Cruise lines are increasingly using technology to attract and
entertain passengers. Whether it's media content to help
travelers wind down at the end of the day or smart tech meant to
improve the overall cruise experience, cruise ships are becoming
Being out on the ocean creates some challenges to accessing
technology, which has put cruise ships behind land-based
attractions in terms of digital attractions. Recently, however,
cruise lines have dedicated more resources to increasing the
connectedness of their vessels. Here are five techy trends to
look out for in the cruise industry.
1. Bluetooth Bracelets
One of the most innovative and headline-grabbing new features
that cruise companies are rolling out involves high-tech
wearables. These wristbands or pendants use Bluetooth or near
field communications (NFC) to connect to onboard systems.
These devices provide conveniences to passengers such as the
ability to unlock their door simply by walking up to it. It will

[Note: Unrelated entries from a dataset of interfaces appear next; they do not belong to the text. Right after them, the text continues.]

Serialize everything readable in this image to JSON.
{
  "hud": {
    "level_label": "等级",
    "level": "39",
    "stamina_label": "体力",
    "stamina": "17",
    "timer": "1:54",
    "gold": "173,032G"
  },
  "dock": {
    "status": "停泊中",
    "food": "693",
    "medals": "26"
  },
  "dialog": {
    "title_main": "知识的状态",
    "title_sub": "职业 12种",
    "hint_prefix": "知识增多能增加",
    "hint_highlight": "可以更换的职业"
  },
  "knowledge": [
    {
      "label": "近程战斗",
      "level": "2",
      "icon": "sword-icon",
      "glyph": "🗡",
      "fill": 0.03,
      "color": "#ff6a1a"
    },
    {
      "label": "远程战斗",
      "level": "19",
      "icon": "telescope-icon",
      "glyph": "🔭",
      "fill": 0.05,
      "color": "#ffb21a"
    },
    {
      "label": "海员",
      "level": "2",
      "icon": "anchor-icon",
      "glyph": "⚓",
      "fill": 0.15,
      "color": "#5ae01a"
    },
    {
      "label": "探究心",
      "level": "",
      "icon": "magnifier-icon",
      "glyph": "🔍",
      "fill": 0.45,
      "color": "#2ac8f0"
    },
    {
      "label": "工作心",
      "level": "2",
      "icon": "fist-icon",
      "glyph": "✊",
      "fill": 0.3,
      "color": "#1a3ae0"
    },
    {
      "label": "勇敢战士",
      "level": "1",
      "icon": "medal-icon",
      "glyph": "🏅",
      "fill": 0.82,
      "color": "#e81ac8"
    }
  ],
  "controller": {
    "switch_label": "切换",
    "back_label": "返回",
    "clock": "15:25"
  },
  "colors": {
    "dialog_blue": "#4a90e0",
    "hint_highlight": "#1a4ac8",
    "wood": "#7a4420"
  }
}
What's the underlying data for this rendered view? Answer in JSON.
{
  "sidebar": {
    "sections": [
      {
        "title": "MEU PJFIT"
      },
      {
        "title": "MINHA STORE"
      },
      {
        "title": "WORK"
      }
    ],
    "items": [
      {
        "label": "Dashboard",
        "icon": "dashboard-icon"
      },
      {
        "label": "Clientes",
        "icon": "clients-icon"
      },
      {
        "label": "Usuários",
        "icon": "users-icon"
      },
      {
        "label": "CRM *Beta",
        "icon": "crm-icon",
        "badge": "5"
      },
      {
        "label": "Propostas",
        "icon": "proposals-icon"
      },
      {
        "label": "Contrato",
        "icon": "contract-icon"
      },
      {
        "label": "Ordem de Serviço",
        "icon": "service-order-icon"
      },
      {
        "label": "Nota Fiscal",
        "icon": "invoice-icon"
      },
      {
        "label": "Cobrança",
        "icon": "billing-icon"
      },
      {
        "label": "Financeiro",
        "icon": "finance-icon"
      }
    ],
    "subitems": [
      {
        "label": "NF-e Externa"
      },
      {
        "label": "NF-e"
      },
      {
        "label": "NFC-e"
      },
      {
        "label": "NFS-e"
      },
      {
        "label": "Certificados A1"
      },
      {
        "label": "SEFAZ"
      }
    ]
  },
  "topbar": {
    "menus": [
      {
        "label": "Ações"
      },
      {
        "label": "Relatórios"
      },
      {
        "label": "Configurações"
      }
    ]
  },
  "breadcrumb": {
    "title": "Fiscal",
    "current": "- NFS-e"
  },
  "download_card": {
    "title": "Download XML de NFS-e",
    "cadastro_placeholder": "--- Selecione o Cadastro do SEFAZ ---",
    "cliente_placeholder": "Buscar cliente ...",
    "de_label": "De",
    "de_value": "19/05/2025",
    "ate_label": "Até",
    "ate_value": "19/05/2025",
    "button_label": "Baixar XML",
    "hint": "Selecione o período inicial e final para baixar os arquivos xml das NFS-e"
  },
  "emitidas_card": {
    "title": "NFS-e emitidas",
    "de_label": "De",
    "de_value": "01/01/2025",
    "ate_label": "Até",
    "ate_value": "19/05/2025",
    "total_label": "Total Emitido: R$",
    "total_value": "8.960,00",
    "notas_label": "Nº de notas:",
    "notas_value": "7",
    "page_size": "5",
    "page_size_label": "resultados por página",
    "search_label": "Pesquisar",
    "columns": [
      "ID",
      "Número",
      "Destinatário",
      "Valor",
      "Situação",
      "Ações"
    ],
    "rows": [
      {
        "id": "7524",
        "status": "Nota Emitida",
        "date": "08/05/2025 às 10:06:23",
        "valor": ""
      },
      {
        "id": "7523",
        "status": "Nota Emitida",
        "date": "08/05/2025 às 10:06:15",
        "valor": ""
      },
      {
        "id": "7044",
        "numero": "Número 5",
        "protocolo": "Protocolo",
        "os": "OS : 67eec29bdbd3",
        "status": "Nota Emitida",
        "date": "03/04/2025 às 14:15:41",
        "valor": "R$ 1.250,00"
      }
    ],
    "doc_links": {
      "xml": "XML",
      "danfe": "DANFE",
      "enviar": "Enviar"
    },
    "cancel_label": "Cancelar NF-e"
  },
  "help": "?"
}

also let staff know where passengers, helping them to determine
when to clean rooms and deliver food to people no matter where
Carnival will send the bracelets to passengers about a month
before their trip to make the check-in process quicker.
The devices also provide a potential new source of income for the
cruise line because travelers can use them to purchase food and
other amenities and play games.
2. Faster Wi-Fi
Cruise ships have been notorious for slow internet in the past
due to the challenges of creating a fast connection on an
isolated boat out on the water. The industry is now beginning to
rise above that reputation.
Cruise ships use satellites for internet access
, which are
inherently slower than the connection you probably use at home.
Improvements in satellite technologies for cruise ships are now
enabling faster connections. Whereas, in the past, going on a
cruise meant disconnecting from the world, passengers can now
watch videos, use social media and use video chat software while
This improved connectivity provides convinces to travelers, but
it also has benefits for the cruise lines. Vacationers usually
must pay to go online and the infrastructure enables other
technology used by staff to function.
3. Smaller Communications Antennas
Along with improved internet speeds, cruise ship communications
antennas are becoming more compact as well. In the past, ships
needed large satellite and antennas that took up space and looked
unsightly. New flat-panel antenna terminals are changing all
These new devices take up less space and can be placed on the
sides of ships as opposed to on the deck, so the space they do
take up wasn't being used anyway. This creates more room for
additional attractions such as a restaurant, bar or area for
entertainment. This benefits passengers by giving them more room
for activities without a decrease in internet speed.
4. Mobile Video Content
We used to only consume video content on the television, but
today we watch it everywhere we go on our laptops, phones and
tablets. We do this at home, but TV remains the only option when
you're on a cruise. Cruise companies are now working to change
The ability to use Netflix and other streaming options on cruise
ships, as well as watch the available onboard movies, from mobile
devices is beginning to show up across the industry. Ships'
enhanced Wi-Fi connections have made this possible.
Video still takes up a lot of bandwidth, however, so challenges
remain. Cruise lines are working on the issue so that they can
meet customer demand and create another additional revenue
source. Soon, it might be entirely possible to catch a movie on
your tablet while lounging on the deck.
Some of the more eye-catching innovations onboard cruises involve
robotics, which can interact with guests and help run the ship.
Royal Caribbean recently introduced what it calls the Bionic Bar.
It doesn't have human bartenders
but instead uses two robotic arms to mix drinks to order
Passengers use tablets located at the bar to tell the bots what
drinks they want and can even create their own concoctions. They
can watch the drinks get made, adding to the excitement of the
In Tokyo in 2014,
Costa Cruises welcomed a new robotic member to their staff
The humanoid bot, named Pepper, entertains guests by playing
games with them, dancing with them and asking them to take
selfies together. The robot can also provide guests with
information on the services available on the ship.
Pepper can even recognize human emotions and initiate
interactions with guests as well as speak three languages -
English, French and Italian.
Although technology is becoming more prevalent on cruise ships,
it isn't likely to take center stage any time soon. Instead, it
will serve as a way to support the ship's attractions and the
natural wonders of the open ocean and seaside destinations - as
well as the occasional escape from reality.